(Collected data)
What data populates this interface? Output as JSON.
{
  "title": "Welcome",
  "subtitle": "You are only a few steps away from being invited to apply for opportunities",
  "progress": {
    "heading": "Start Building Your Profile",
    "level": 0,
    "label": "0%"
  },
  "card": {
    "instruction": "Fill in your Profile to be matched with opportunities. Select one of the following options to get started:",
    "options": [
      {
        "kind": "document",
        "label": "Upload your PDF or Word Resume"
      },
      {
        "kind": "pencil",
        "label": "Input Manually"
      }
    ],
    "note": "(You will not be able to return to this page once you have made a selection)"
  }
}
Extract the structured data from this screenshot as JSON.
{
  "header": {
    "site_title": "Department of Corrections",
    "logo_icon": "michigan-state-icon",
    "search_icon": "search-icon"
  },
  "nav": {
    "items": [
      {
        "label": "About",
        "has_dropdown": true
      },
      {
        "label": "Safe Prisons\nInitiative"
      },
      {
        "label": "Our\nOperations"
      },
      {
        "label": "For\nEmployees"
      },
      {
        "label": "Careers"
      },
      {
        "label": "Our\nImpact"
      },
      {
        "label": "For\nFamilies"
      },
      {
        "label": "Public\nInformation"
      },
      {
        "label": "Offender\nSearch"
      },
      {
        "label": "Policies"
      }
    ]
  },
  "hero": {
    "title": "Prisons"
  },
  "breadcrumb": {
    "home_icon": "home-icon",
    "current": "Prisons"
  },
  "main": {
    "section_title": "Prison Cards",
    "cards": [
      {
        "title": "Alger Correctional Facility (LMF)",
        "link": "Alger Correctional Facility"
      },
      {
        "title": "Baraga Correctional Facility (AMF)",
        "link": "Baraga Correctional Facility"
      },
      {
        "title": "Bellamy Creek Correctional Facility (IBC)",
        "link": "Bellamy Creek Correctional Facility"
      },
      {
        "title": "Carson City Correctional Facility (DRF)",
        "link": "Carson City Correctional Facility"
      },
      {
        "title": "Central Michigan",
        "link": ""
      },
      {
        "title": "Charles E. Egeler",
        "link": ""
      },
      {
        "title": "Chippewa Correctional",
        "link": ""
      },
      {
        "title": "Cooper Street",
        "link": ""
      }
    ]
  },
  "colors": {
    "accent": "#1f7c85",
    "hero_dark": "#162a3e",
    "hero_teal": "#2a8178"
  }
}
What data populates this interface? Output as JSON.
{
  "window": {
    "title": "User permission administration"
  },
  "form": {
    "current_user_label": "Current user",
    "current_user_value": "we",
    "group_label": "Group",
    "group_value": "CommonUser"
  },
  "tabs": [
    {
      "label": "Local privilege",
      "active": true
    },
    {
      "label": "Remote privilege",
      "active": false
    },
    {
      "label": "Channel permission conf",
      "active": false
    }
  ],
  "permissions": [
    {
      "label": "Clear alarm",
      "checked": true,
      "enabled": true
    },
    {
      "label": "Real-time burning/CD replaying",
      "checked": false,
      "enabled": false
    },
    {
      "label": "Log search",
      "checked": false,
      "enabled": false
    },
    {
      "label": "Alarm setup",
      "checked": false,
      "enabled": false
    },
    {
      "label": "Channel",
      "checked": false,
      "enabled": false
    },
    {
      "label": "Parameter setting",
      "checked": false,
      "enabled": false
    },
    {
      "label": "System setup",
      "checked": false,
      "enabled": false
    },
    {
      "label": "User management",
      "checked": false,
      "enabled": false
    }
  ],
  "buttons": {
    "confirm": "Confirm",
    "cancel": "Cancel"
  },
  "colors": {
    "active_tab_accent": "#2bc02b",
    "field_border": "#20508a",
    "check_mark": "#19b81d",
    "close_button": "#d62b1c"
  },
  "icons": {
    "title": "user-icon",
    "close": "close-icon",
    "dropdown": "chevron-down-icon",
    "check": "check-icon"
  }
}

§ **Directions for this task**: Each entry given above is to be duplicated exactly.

§ **Exercise response**:
What data populates this interface? Output as JSON.
{
  "title": "Welcome",
  "subtitle": "You are only a few steps away from being invited to apply for opportunities",
  "progress": {
    "heading": "Start Building Your Profile",
    "level": 0,
    "label": "0%"
  },
  "card": {
    "instruction": "Fill in your Profile to be matched with opportunities. Select one of the following options to get started:",
    "options": [
      {
        "kind": "document",
        "label": "Upload your PDF or Word Resume"
      },
      {
        "kind": "pencil",
        "label": "Input Manually"
      }
    ],
    "note": "(You will not be able to return to this page once you have made a selection)"
  }
}
Extract the structured data from this screenshot as JSON.
{
  "header": {
    "site_title": "Department of Corrections",
    "logo_icon": "michigan-state-icon",
    "search_icon": "search-icon"
  },
  "nav": {
    "items": [
      {
        "label": "About",
        "has_dropdown": true
      },
      {
        "label": "Safe Prisons\nInitiative"
      },
      {
        "label": "Our\nOperations"
      },
      {
        "label": "For\nEmployees"
      },
      {
        "label": "Careers"
      },
      {
        "label": "Our\nImpact"
      },
      {
        "label": "For\nFamilies"
      },
      {
        "label": "Public\nInformation"
      },
      {
        "label": "Offender\nSearch"
      },
      {
        "label": "Policies"
      }
    ]
  },
  "hero": {
    "title": "Prisons"
  },
  "breadcrumb": {
    "home_icon": "home-icon",
    "current": "Prisons"
  },
  "main": {
    "section_title": "Prison Cards",
    "cards": [
      {
        "title": "Alger Correctional Facility (LMF)",
        "link": "Alger Correctional Facility"
      },
      {
        "title": "Baraga Correctional Facility (AMF)",
        "link": "Baraga Correctional Facility"
      },
      {
        "title": "Bellamy Creek Correctional Facility (IBC)",
        "link": "Bellamy Creek Correctional Facility"
      },
      {
        "title": "Carson City Correctional Facility (DRF)",
        "link": "Carson City Correctional Facility"
      },
      {
        "title": "Central Michigan",
        "link": ""
      },
      {
        "title": "Charles E. Egeler",
        "link": ""
      },
      {
        "title": "Chippewa Correctional",
        "link": ""
      },
      {
        "title": "Cooper Street",
        "link": ""
      }
    ]
  },
  "colors": {
    "accent": "#1f7c85",
    "hero_dark": "#162a3e",
    "hero_teal": "#2a8178"
  }
}
What data populates this interface? Output as JSON.
{
  "window": {
    "title": "User permission administration"
  },
  "form": {
    "current_user_label": "Current user",
    "current_user_value": "we",
    "group_label": "Group",
    "group_value": "CommonUser"
  },
  "tabs": [
    {
      "label": "Local privilege",
      "active": true
    },
    {
      "label": "Remote privilege",
      "active": false
    },
    {
      "label": "Channel permission conf",
      "active": false
    }
  ],
  "permissions": [
    {
      "label": "Clear alarm",
      "checked": true,
      "enabled": true
    },
    {
      "label": "Real-time burning/CD replaying",
      "checked": false,
      "enabled": false
    },
    {
      "label": "Log search",
      "checked": false,
      "enabled": false
    },
    {
      "label": "Alarm setup",
      "checked": false,
      "enabled": false
    },
    {
      "label": "Channel",
      "checked": false,
      "enabled": false
    },
    {
      "label": "Parameter setting",
      "checked": false,
      "enabled": false
    },
    {
      "label": "System setup",
      "checked": false,
      "enabled": false
    },
    {
      "label": "User management",
      "checked": false,
      "enabled": false
    }
  ],
  "buttons": {
    "confirm": "Confirm",
    "cancel": "Cancel"
  },
  "colors": {
    "active_tab_accent": "#2bc02b",
    "field_border": "#20508a",
    "check_mark": "#19b81d",
    "close_button": "#d62b1c"
  },
  "icons": {
    "title": "user-icon",
    "close": "close-icon",
    "dropdown": "chevron-down-icon",
    "check": "check-icon"
  }
}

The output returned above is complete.